worth in terms of their productivity. A firm will not pay an
employee $7.25 an hour if his labor only raises profits by $6.00 an
hour. However, workers can and do choose to become more
productive-increasing their earnings in the process.
minimum wage earners work part time, and many are students and
young adults who desire this flexibility.
But minimum wage workers who choose to work longer hours gain more
skills and experience than those who work part time, and as
expected, they earn larger raises. A typical minimum wage employee
who works 35 hours or more a week is, within a year, 13 percent
more likely to be promoted and, on average, will enjoy a raise
worth five percentage points more than that of a minimum wage
worker putting in fewer than 10 hours per week.
better-educated employees are more productive and so more likely to
receive raises. Workers with college degrees who start at the
minimum wage earn ten percentage points more one year later than
those who have not graduated from high school.
productivity, not government fiat, raises wages, and employees can
choose to work harder and become more productive in order to earn
larger raises. Minimum wage earners who work longer hours and
improve their education have more skills and earn larger raises
Many members of
Congress argue that the government needs to increase the minimum
wage to give American workers a raise. But they misunderstand the

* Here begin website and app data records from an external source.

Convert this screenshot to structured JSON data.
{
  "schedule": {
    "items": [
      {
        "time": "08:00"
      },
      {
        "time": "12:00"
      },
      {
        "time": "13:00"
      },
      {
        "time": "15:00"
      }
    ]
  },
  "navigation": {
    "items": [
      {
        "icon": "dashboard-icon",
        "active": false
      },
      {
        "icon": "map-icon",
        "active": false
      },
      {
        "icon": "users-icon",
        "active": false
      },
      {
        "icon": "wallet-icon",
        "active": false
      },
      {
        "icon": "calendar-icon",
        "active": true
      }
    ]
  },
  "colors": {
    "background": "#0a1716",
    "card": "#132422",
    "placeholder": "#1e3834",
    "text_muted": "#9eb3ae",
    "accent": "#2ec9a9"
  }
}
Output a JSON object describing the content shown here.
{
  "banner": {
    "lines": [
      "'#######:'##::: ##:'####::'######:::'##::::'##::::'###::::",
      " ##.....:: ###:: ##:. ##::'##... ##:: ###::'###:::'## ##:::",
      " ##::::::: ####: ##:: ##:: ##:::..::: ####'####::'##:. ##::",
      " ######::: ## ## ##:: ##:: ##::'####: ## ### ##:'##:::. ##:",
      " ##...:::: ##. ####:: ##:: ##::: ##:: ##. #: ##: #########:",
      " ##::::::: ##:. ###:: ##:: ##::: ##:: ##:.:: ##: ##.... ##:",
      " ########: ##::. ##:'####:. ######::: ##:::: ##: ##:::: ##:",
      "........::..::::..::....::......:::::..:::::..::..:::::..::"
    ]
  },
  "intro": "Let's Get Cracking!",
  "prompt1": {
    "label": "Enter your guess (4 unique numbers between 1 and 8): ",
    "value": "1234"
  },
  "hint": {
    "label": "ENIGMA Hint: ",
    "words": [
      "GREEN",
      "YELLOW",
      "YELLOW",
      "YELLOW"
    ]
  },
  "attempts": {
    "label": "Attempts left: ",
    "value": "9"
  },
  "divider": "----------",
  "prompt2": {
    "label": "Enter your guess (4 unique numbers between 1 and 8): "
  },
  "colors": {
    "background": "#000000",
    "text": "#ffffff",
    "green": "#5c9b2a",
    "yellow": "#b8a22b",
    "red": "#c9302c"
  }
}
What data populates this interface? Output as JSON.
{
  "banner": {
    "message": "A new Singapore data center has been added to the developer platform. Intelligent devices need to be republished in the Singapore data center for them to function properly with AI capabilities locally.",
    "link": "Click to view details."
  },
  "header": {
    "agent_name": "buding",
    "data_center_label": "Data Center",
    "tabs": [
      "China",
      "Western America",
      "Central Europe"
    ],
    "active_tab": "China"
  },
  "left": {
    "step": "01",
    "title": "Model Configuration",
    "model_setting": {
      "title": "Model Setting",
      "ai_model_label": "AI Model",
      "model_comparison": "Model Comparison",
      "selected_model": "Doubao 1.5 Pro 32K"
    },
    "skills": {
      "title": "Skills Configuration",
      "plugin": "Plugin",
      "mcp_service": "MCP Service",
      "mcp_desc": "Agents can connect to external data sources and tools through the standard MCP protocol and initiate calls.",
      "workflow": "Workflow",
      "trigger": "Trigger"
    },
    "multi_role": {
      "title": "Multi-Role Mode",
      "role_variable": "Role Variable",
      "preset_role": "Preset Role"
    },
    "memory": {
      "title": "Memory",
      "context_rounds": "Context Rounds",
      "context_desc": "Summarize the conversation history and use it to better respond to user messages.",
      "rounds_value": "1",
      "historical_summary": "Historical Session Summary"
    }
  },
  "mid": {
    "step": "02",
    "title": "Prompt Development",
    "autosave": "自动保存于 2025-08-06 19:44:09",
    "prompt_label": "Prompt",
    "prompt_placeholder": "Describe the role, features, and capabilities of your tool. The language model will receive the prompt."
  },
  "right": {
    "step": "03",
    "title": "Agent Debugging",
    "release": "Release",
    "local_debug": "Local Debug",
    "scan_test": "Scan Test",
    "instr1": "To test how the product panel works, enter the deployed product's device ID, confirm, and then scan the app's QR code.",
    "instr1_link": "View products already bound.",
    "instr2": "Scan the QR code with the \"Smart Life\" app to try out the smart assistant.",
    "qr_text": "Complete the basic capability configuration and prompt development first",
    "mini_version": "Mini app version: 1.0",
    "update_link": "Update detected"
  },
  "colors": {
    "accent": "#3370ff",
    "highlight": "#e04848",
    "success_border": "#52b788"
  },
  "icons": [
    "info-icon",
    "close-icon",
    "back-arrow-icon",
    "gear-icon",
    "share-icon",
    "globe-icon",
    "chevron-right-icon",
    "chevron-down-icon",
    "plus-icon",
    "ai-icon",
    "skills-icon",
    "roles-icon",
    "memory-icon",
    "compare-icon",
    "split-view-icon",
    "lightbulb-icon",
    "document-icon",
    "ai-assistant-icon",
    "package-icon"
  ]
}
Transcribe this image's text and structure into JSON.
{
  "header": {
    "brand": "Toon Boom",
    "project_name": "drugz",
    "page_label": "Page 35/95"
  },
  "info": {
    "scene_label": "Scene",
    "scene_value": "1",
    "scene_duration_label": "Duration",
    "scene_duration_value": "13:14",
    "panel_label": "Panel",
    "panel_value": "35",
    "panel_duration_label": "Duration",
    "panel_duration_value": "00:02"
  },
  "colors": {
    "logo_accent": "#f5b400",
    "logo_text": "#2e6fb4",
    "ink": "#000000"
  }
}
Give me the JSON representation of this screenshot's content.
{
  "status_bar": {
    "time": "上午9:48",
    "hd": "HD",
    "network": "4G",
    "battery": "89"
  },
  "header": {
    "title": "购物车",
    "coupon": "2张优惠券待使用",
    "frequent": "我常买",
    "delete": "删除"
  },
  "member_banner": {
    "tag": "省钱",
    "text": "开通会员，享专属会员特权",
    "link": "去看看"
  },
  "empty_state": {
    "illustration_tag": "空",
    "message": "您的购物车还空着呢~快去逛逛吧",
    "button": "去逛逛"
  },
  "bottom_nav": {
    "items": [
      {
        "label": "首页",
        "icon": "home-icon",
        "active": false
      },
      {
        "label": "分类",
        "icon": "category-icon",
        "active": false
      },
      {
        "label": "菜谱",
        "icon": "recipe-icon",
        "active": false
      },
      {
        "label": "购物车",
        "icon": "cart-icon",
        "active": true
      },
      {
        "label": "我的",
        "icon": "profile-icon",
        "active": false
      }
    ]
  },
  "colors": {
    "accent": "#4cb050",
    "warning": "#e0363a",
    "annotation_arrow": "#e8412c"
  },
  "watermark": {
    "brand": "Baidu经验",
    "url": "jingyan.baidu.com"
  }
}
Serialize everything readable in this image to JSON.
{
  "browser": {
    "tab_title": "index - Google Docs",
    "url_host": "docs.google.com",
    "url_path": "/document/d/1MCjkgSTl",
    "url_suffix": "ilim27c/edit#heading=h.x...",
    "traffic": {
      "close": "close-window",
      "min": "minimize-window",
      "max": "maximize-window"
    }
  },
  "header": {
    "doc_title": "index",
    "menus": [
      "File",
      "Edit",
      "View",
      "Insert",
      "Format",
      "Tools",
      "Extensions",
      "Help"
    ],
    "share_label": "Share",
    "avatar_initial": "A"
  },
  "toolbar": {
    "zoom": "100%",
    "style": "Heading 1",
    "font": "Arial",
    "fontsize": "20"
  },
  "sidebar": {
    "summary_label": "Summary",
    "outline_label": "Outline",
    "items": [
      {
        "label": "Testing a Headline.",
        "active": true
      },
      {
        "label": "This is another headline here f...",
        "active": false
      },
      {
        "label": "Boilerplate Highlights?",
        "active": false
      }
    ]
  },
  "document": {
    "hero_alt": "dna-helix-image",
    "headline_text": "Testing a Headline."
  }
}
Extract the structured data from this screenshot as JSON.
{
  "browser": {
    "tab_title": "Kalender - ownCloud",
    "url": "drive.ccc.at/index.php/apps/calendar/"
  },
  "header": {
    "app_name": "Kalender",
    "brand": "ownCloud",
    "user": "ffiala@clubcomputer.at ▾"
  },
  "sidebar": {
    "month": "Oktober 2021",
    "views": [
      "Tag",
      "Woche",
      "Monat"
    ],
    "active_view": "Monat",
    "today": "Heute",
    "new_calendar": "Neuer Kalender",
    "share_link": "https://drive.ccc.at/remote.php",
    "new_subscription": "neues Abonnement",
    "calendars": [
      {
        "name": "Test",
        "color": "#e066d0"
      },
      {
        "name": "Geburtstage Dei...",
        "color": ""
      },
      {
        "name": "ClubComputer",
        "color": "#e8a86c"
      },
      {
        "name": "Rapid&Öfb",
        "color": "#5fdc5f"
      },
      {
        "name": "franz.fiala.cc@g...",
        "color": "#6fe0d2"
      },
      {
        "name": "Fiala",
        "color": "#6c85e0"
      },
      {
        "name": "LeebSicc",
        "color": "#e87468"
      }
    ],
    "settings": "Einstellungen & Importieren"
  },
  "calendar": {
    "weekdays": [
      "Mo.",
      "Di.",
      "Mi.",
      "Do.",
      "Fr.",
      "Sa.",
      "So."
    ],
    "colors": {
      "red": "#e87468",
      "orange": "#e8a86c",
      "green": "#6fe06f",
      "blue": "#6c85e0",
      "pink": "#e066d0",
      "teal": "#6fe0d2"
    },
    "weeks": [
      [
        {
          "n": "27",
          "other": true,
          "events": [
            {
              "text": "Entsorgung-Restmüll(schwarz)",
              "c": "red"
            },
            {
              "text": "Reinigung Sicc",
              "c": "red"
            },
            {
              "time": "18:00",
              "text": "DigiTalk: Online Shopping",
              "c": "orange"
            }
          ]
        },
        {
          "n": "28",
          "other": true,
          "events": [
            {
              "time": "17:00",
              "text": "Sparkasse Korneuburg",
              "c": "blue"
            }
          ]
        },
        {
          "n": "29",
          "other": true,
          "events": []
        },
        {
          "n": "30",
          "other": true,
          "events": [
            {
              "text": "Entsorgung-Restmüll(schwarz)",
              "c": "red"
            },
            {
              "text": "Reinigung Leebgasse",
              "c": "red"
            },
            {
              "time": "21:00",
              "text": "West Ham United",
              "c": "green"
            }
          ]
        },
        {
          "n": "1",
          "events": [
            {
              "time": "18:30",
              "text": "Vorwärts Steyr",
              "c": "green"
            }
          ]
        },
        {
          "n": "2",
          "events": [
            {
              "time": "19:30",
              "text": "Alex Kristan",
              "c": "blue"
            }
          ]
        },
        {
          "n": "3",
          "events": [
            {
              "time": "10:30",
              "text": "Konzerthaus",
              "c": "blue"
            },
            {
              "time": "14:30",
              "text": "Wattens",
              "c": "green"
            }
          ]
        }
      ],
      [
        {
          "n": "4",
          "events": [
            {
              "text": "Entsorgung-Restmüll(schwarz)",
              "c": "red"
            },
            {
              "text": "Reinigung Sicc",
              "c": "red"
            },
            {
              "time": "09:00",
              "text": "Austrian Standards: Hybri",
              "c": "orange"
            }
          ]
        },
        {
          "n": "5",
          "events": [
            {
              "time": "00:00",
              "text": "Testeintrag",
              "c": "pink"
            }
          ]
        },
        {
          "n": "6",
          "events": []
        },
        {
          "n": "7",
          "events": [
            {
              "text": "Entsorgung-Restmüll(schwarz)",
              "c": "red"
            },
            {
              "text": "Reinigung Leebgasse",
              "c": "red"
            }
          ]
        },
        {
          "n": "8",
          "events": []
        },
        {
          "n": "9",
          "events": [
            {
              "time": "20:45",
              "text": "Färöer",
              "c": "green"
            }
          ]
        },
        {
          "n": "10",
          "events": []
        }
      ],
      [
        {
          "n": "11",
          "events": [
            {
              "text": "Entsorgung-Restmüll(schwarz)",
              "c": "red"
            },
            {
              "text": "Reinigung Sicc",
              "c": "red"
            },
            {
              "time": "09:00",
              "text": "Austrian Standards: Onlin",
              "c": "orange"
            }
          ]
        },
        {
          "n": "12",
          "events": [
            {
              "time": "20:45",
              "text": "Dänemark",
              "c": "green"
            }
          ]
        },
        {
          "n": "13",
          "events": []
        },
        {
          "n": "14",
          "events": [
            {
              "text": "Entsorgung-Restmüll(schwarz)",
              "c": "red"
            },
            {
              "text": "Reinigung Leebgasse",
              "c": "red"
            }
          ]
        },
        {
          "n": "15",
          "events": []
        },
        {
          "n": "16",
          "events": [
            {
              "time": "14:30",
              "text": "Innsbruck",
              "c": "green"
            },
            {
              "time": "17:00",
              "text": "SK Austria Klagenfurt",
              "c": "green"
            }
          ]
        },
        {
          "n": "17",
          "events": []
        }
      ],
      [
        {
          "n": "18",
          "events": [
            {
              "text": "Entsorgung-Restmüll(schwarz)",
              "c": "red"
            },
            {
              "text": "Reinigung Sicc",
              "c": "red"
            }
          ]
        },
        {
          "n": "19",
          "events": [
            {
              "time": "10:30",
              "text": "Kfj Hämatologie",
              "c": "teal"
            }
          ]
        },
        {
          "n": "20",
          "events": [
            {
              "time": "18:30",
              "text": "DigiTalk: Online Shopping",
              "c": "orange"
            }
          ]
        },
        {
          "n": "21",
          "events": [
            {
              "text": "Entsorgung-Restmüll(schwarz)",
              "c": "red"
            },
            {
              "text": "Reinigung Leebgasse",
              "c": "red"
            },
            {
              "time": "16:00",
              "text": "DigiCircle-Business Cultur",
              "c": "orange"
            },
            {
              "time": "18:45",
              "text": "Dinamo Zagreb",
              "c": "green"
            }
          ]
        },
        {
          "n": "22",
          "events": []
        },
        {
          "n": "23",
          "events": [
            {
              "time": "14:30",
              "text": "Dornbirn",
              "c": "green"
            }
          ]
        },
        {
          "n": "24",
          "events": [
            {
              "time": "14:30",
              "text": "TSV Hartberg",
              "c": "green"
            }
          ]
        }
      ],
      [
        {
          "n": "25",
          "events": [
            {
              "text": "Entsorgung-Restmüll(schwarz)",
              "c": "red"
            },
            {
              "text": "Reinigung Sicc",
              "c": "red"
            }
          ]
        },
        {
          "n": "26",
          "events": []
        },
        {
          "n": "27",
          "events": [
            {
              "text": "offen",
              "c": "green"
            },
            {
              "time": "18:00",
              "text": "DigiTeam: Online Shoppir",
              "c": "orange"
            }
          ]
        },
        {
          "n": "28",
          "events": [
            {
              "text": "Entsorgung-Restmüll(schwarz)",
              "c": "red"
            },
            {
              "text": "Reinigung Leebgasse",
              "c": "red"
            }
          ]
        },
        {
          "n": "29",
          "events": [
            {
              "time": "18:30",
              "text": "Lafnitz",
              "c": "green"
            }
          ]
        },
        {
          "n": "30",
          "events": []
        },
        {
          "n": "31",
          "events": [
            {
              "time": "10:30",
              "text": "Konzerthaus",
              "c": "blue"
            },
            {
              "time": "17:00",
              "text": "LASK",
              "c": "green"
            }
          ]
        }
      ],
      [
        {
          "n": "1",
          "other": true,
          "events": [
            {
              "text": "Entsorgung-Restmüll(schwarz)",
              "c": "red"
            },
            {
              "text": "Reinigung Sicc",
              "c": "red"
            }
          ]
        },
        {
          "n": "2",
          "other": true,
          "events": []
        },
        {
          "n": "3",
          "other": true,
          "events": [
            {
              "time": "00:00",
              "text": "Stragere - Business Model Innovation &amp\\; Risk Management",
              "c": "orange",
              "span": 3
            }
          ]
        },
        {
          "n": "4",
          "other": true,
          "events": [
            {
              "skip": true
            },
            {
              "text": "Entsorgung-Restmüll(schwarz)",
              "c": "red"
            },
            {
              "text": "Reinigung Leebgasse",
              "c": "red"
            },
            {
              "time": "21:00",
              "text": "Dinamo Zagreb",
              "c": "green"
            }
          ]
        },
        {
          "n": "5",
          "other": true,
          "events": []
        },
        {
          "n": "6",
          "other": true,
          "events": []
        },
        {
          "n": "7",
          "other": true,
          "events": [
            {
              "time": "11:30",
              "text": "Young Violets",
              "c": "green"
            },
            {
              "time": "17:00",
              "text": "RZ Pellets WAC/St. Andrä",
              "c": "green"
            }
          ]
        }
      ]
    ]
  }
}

nature of minimum wage work. These jobs are entry-level positions
filled by employees with limited work experience and often few job
skills. As workers become more productive, they earn raises and
promotions. Over two-thirds of workers in minimum wage jobs earn a
raise within a year. Employees who become more productive by
gaining experience and improving their education earn larger
raises. Minimum wage jobs do not trap low-income workers in
poverty. They are the first step on a career path of upward
is a Policy Analyst in the Center for Data Analysis at The Heritage
Jared Bernstein and Isaac Shapiro,
"Buying Power of the Minimum Wage at 51-year low," The Center for
Budget and Policy Priorities and the Economic Policy Institute,
June 20, 2006, at .